Whether you are brand new to board service or have been serving on nonprofit boards for decades, BoardSource has resources and tools to support you in your role. This website is a great place to find what you need, including the following resources that may be of particular interest to you. Please visit the Topics and Resources and Solutions areas of this site, as well as our Store, for more.

Resources for Board Members

Ten Basic Responsibilities of Nonprofit Boards

Our all-time bestseller explores the board’s ten core responsibilities and puts them into the context of the governance challenges facing nonprofits today.


The Source: Twelve Principles of Governance That Power Exceptional Boards

The Source defines governance not as dry, obligatory compliance, but as a creative and collaborative process that supports chief executives, engages board members, and furthers the causes they all serve. This “little black book” has been inspiring board leaders since it was first published.


How to Remove a Board Member

How to Remove a Board Member Removing a Board Member Dismissing a board member before his or her official term is up is a stressful and complicated process that the board chair should facilitate but […]

Governance Check-Up

It’s important that you do a periodic review of all of your governance documents and policies. A BoardSource Governance Check-Up will help your board and organization ensure that it is operating in compliance with accepted governance practices and providing effective stewardship of the charitable assets of your organization.

Certificate of Nonprofit Board Education

All board members should understand the major building blocks of an effective board.
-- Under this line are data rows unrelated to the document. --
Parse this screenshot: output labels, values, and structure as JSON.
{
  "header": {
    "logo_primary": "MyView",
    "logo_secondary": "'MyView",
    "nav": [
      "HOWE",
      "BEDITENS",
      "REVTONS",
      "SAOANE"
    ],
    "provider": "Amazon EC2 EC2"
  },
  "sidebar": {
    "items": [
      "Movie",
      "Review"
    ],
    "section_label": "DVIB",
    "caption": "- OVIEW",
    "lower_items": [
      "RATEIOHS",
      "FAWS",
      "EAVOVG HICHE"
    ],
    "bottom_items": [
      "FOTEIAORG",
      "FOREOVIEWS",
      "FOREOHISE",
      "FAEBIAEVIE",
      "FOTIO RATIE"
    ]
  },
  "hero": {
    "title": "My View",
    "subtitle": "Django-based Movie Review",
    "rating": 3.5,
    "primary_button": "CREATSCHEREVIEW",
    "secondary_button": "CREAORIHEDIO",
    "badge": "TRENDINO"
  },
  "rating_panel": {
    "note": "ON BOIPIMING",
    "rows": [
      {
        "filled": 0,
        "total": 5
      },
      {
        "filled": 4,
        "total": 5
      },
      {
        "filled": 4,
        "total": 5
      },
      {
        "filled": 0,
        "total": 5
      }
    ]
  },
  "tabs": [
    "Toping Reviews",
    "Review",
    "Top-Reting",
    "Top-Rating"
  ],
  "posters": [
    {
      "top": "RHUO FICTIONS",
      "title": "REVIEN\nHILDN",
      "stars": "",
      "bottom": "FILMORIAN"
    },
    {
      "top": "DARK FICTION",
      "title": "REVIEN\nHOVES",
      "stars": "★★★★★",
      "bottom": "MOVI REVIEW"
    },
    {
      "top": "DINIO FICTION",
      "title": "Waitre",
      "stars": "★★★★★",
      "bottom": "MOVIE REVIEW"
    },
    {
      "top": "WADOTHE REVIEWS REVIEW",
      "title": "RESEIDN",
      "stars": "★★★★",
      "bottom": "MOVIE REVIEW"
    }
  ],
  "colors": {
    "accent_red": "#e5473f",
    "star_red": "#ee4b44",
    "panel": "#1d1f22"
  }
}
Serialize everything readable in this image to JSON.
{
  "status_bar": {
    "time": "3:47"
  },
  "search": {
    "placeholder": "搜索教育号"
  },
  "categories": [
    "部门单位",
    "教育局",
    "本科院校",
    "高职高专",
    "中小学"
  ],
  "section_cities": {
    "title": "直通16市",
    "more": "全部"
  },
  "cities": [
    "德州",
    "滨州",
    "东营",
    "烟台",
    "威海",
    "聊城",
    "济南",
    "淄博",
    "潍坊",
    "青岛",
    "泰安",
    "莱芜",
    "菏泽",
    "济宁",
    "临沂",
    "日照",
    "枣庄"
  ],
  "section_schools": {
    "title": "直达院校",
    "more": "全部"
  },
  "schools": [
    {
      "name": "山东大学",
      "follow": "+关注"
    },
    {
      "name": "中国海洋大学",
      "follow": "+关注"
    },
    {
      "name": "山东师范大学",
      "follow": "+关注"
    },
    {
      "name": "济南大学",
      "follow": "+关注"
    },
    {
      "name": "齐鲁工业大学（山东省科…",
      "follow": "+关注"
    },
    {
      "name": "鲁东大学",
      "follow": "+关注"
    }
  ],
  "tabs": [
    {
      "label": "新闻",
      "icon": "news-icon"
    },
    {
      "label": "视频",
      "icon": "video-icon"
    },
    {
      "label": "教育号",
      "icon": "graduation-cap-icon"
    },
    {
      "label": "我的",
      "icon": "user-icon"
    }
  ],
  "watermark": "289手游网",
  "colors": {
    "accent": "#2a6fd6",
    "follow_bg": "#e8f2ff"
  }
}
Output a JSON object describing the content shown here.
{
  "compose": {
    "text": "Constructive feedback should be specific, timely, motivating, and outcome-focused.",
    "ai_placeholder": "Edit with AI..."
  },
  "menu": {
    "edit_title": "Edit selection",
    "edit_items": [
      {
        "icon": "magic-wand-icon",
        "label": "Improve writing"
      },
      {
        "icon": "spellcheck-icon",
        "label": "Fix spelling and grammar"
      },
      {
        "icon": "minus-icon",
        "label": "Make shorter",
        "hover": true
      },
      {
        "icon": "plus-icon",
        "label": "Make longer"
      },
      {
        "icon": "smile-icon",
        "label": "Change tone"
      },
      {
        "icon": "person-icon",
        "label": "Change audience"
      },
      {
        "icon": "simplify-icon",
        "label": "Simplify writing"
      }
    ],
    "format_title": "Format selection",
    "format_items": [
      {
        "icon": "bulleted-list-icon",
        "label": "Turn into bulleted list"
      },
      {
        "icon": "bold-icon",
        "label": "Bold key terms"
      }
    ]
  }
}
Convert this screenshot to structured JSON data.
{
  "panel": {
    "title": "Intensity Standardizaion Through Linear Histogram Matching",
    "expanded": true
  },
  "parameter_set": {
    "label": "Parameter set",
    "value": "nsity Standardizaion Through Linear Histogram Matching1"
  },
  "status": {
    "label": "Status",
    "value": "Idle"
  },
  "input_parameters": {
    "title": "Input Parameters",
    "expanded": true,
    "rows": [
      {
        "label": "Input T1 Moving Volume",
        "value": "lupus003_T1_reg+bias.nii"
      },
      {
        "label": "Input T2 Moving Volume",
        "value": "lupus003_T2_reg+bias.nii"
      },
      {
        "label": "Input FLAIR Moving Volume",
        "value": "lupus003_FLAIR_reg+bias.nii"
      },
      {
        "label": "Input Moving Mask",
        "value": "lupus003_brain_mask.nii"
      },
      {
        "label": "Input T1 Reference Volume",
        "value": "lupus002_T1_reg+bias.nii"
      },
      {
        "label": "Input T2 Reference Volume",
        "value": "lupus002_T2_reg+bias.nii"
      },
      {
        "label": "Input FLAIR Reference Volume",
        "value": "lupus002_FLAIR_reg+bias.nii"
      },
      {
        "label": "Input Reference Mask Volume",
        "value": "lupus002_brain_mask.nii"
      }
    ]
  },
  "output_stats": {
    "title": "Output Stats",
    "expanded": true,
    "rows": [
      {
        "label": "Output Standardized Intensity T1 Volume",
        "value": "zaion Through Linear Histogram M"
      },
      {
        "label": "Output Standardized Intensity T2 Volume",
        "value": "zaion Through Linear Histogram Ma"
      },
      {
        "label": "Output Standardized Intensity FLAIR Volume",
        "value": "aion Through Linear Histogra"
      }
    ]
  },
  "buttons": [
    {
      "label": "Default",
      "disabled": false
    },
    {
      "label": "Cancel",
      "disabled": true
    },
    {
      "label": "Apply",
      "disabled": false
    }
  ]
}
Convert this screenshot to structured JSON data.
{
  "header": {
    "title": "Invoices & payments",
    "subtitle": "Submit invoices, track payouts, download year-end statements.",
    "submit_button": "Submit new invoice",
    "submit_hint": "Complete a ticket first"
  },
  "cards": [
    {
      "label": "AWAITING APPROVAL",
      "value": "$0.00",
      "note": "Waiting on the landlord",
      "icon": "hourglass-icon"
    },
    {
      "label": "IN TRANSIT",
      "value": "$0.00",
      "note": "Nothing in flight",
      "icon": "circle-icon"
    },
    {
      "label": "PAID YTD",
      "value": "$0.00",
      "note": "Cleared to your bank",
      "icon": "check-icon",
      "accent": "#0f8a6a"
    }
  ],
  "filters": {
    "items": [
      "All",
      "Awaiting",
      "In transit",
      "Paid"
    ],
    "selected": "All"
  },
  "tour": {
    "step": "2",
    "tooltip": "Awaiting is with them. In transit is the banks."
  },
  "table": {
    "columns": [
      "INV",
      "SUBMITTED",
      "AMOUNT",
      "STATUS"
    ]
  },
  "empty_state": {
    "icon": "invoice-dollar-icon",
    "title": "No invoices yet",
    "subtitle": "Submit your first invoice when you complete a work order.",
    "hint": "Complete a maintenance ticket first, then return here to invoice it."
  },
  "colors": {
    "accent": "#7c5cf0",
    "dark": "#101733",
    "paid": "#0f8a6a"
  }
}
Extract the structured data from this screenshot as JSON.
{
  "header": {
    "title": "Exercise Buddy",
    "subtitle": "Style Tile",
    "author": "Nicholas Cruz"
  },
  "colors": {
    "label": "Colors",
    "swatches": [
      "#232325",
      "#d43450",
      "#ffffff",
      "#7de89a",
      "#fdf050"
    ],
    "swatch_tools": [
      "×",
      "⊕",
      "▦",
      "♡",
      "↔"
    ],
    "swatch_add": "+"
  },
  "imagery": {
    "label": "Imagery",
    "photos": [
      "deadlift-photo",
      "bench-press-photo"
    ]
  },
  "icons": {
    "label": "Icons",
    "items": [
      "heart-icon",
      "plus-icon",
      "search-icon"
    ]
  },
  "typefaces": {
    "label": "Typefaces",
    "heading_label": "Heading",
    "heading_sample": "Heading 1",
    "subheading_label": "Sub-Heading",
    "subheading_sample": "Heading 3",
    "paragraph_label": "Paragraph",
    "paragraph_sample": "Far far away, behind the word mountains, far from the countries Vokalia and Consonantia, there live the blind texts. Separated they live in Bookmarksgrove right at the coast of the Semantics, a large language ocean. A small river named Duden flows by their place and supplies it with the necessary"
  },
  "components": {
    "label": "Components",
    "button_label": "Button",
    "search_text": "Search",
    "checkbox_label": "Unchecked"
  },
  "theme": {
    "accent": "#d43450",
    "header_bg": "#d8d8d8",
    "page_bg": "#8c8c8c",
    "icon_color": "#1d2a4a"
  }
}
This certificate program covers fundamental nonprofit governance concepts, including board structure and practices, the roles and responsibilities of board members, and financial and legal oversight.

Board Self-Assessment

The BSA is a valuable resource for any nonprofit chief executive looking to motivate board members and lay the foundation for setting board development priorities — individually and collectively — to strengthen the full board’s governance performance and practices.